One could argue that every hospital benefits a community, but so does every other business that provides services to community members. They don’t all receive tax benefits that are equivocal to that of a charity. While there are some hospitals that run purely from charitable contributions, most are businesses capable of making a profit; and therefore, they do not deserve property or income tax exemptions. No only should hospitals not receive the tax exemptions of charitable organizations, but they should not be even considered a charity unless they are purely charitable. This will increase the drive that hospitals have to reduce costs and increase competitiveness, which will trickle down to other predatory businesses that thrive in the medical setting.
Most hospitals are fee-for-service, meaning they charge for what they provide. This means they are expecting a profit. The not-for-profit status of many of these organizations has been called into question, as it seems they are reallocating assets to make their hospitals seem more charitable than they are. As a result, predatory organizations such as pharmaceutical companies, make loads of money from taxpayers. Due to the tax exemptions hospitals can receive, these companies are free to profit from the increased availability of funds to the hospital. That is why there should not be any standard to meet tax-exempt status other than that of full charity. Hospitals are not scrutinizing the prices of equipment and drugs, so the prices are going up.

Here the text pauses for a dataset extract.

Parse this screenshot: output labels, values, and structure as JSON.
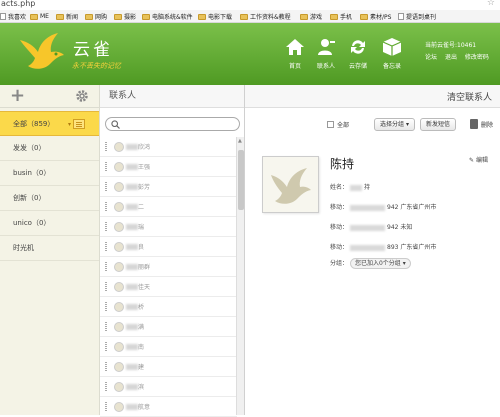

The idea that hospitals don’t help the community is absurd, but they do not help without expectations of profit. Therefore, unless a hospital is purely run on charity, it should not receive property or income tax exemptions. This only leads to the maximization of healthcare costs and disproportionate care to those who have more economic resources. Providing tax exemption to facilities who accept payment for their services perpetuates the high healthcare costs problem.